Given the listing that follows, report all lines in which the string "artist" occurs.

Given records: Begin

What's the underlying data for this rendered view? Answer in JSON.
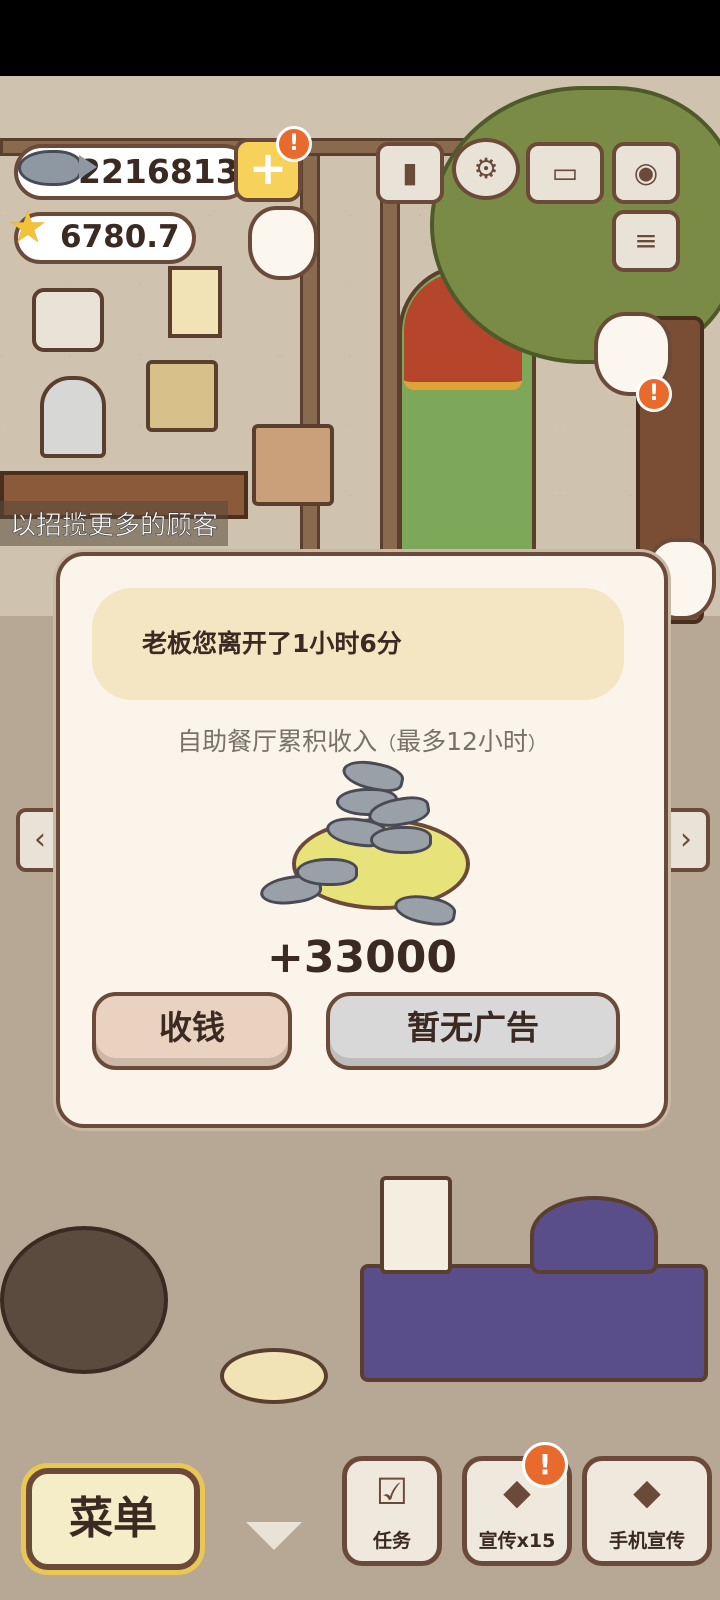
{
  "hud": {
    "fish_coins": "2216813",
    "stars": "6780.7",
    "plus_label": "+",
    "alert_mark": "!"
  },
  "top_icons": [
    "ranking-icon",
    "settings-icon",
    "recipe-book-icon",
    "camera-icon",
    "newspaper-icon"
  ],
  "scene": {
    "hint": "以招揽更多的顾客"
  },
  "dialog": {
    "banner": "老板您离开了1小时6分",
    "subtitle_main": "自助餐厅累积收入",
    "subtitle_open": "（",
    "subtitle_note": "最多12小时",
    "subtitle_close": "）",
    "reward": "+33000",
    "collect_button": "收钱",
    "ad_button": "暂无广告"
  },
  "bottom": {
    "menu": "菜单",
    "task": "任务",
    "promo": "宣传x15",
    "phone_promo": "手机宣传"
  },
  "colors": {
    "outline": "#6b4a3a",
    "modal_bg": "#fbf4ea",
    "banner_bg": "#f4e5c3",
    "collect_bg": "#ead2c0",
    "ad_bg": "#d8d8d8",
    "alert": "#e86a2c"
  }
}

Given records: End
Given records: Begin

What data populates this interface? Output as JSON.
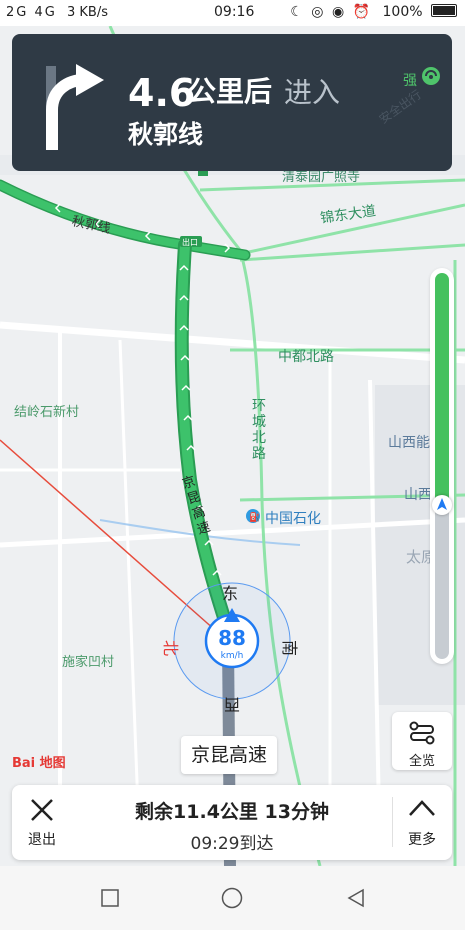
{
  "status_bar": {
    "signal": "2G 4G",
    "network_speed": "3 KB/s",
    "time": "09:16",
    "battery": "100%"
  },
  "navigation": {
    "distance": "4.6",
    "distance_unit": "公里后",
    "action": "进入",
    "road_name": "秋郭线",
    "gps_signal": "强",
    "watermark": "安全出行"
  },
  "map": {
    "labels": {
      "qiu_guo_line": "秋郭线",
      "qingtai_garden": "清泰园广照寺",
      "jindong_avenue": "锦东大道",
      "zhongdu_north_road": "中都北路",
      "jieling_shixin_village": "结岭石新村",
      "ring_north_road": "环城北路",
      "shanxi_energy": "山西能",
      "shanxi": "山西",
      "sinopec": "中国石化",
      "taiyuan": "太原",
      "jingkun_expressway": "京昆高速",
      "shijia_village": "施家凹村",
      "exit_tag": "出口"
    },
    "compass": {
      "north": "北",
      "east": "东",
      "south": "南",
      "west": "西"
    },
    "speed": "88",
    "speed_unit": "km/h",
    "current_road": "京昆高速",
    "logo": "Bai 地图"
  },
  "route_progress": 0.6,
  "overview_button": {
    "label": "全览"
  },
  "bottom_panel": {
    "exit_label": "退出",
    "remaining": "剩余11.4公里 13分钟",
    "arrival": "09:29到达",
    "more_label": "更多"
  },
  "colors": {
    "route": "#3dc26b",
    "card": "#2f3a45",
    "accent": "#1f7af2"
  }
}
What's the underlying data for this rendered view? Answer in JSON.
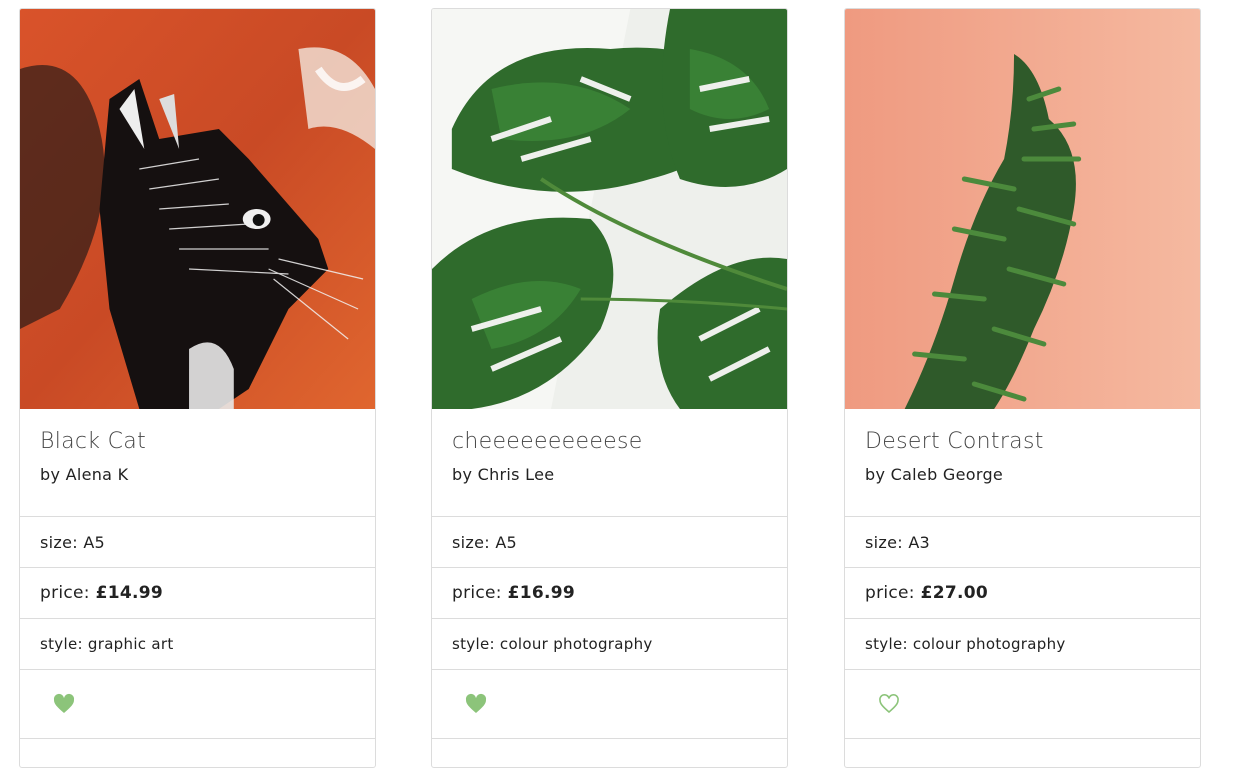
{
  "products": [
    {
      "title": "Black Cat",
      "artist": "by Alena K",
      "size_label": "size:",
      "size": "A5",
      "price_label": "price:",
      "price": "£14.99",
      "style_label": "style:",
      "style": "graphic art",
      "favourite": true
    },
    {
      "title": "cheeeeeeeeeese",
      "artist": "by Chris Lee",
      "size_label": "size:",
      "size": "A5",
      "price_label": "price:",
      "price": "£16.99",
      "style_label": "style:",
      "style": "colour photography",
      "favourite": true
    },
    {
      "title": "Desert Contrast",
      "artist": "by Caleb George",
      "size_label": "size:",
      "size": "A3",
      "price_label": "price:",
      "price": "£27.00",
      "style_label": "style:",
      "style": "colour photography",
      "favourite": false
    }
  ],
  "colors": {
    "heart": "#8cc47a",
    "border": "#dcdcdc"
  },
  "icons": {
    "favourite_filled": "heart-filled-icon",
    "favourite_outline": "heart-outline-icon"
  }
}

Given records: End

### Solution below
      "artist": "by Alena K",
      "artist": "by Chris Lee",
      "artist": "by Caleb George",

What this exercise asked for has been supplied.